The committee’s aim is to resolve the “most dangerous political crisis” seen in Sudan since the fall of dictator Omar al-Bashir in 2019, Hamdok said on Monday evening following an emergency Cabinet meeting.
Hamdok called on thousands of protesters who have been staging a sit-in outside the Palace of the Republic in Khartoum since Saturday to show restraint and to engage in dialogue.
The protesters are demanding that the army dissolve the transitional government that was supposed to return the country to democracy after the ouster of al-Bashir.
They blame Hamdok’s government for the deterioration of economic conditions and rising poverty.
The anti-government protests have been growing across the country over the past few weeks.
In early October, protesters blockaded the largest port for more than two weeks, prompting parliament to warn that Sudan would soon run out of medicine, petrol and wheat. The power supply is also uncertain due to the supply disruptions.
In late September, the military foiled an attempted coup near the capital.
Sudan is engaged in a difficult transition towards democracy. The country was ruled with an iron fist by al-Bashir for 30 years until his ouster by the army in 2019 after mass protests. Civilians and the military then formed a joint transitional government, a move which was welcomed worldwide.
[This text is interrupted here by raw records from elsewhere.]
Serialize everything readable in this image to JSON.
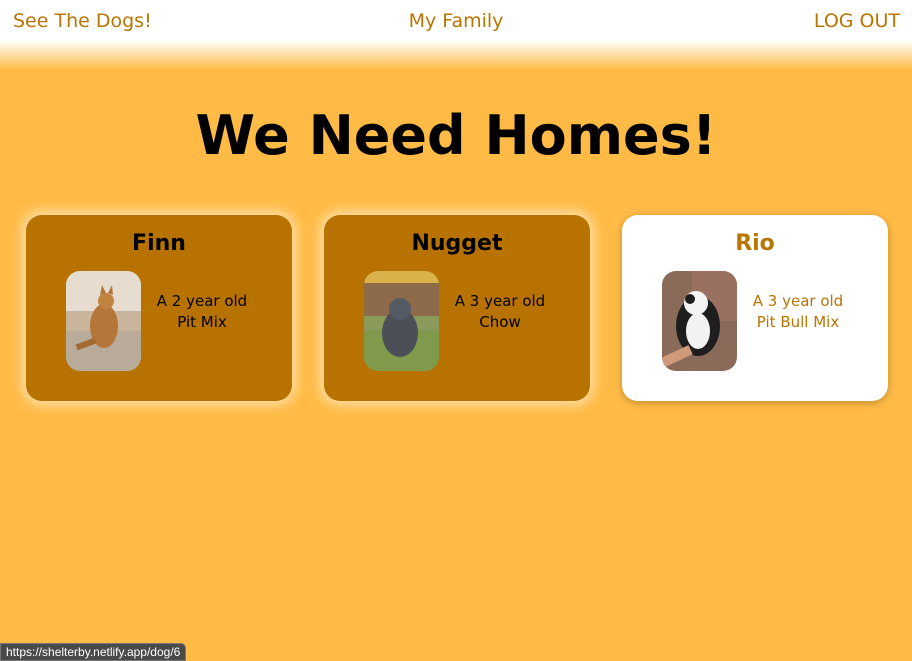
{
  "nav": {
    "left_link": "See The Dogs!",
    "center_link": "My Family",
    "right_link": "LOG OUT"
  },
  "main": {
    "title": "We Need Homes!"
  },
  "dogs": [
    {
      "name": "Finn",
      "line1": "A 2 year old",
      "line2": "Pit Mix"
    },
    {
      "name": "Nugget",
      "line1": "A 3 year old",
      "line2": "Chow"
    },
    {
      "name": "Rio",
      "line1": "A 3 year old",
      "line2": "Pit Bull Mix"
    }
  ],
  "status": {
    "url": "https://shelterby.netlify.app/dog/6"
  },
  "colors": {
    "background": "#ffbb45",
    "accent": "#b87500",
    "card": "#b87200",
    "card_active": "#ffffff"
  }
}
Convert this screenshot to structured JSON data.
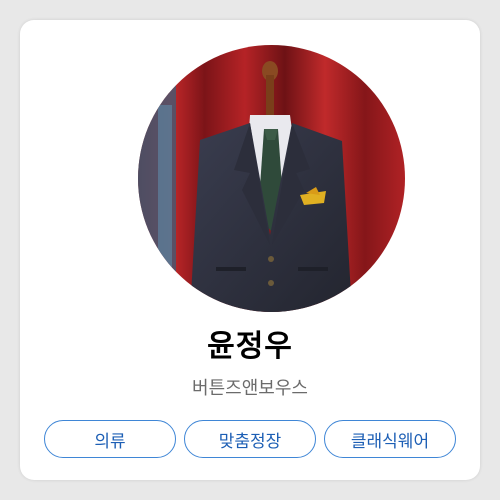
{
  "profile": {
    "name": "윤정우",
    "subtitle": "버튼즈앤보우스",
    "avatar_icon": "suit-on-mannequin-photo"
  },
  "tags": [
    "의류",
    "맞춤정장",
    "클래식웨어"
  ],
  "colors": {
    "card_bg": "#ffffff",
    "page_bg": "#e8e8e8",
    "tag_border": "#3f86d6",
    "tag_text": "#1d5fb5",
    "subtitle_text": "#6b6b6b"
  }
}
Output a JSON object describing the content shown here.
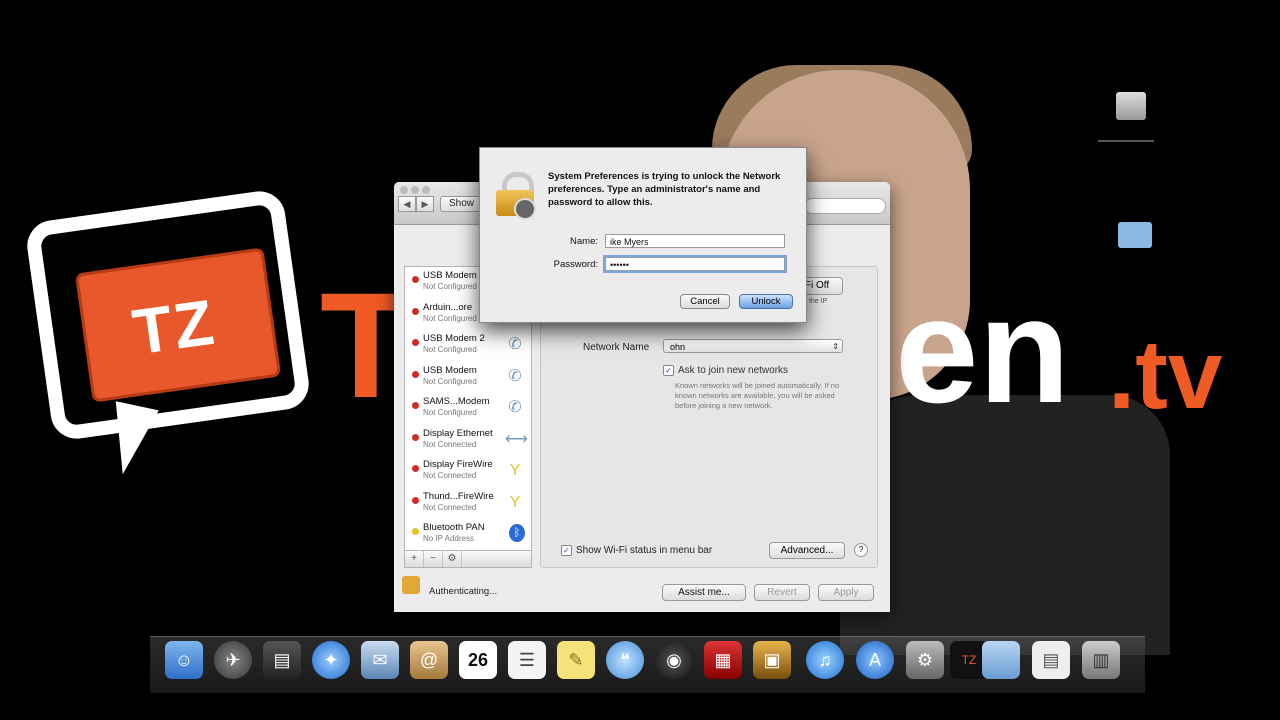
{
  "background": {
    "logo_text": "TZ",
    "brand_left": "T",
    "brand_right": "en",
    "brand_tld": ".tv"
  },
  "network_window": {
    "toolbar": {
      "back": "◀",
      "forward": "▶",
      "show_all_label": "Show"
    },
    "services": [
      {
        "name": "USB Modem",
        "status": "Not Configured",
        "dot": "red",
        "icon": "phone-icon"
      },
      {
        "name": "Arduin...ore",
        "status": "Not Configured",
        "dot": "red",
        "icon": "phone-icon"
      },
      {
        "name": "USB Modem 2",
        "status": "Not Configured",
        "dot": "red",
        "icon": "phone-icon"
      },
      {
        "name": "USB Modem",
        "status": "Not Configured",
        "dot": "red",
        "icon": "phone-icon"
      },
      {
        "name": "SAMS...Modem",
        "status": "Not Configured",
        "dot": "red",
        "icon": "phone-icon"
      },
      {
        "name": "Display Ethernet",
        "status": "Not Connected",
        "dot": "red",
        "icon": "ethernet-icon"
      },
      {
        "name": "Display FireWire",
        "status": "Not Connected",
        "dot": "red",
        "icon": "firewire-icon"
      },
      {
        "name": "Thund...FireWire",
        "status": "Not Connected",
        "dot": "red",
        "icon": "firewire-icon"
      },
      {
        "name": "Bluetooth PAN",
        "status": "No IP Address",
        "dot": "yellow",
        "icon": "bluetooth-icon"
      }
    ],
    "sidebar_footer": {
      "add": "+",
      "remove": "−",
      "action": "⚙"
    },
    "detail": {
      "wifi_button": "Fi Off",
      "ip_note": "the IP",
      "network_name_label": "Network Name",
      "network_name_value": "ohn",
      "ask_join_label": "Ask to join new networks",
      "known_networks_note": "Known networks will be joined automatically. If no known networks are available, you will be asked before joining a new network.",
      "show_wifi_label": "Show Wi-Fi status in menu bar",
      "advanced_button": "Advanced...",
      "help": "?"
    },
    "footer": {
      "status": "Authenticating...",
      "assist_button": "Assist me...",
      "revert_button": "Revert",
      "apply_button": "Apply"
    }
  },
  "auth_dialog": {
    "message": "System Preferences is trying to unlock the Network preferences. Type an administrator's name and password to allow this.",
    "name_label": "Name:",
    "name_value": "ike Myers",
    "password_label": "Password:",
    "password_value": "••••••",
    "cancel_button": "Cancel",
    "unlock_button": "Unlock"
  },
  "dock": {
    "calendar_day": "26",
    "items": [
      "finder-icon",
      "launchpad-icon",
      "mission-control-icon",
      "safari-icon",
      "mail-icon",
      "contacts-icon",
      "calendar-icon",
      "reminders-icon",
      "notes-icon",
      "messages-icon",
      "facetime-icon",
      "photo-booth-icon",
      "preview-icon",
      "itunes-icon",
      "app-store-icon",
      "system-preferences-icon",
      "techzen-icon",
      "folder-icon",
      "documents-icon",
      "trash-icon"
    ]
  }
}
The transitional government has paved the way for elections within three years. The country is currently governed by a Sovereign Council of military and civilian leaders and a Cabinet.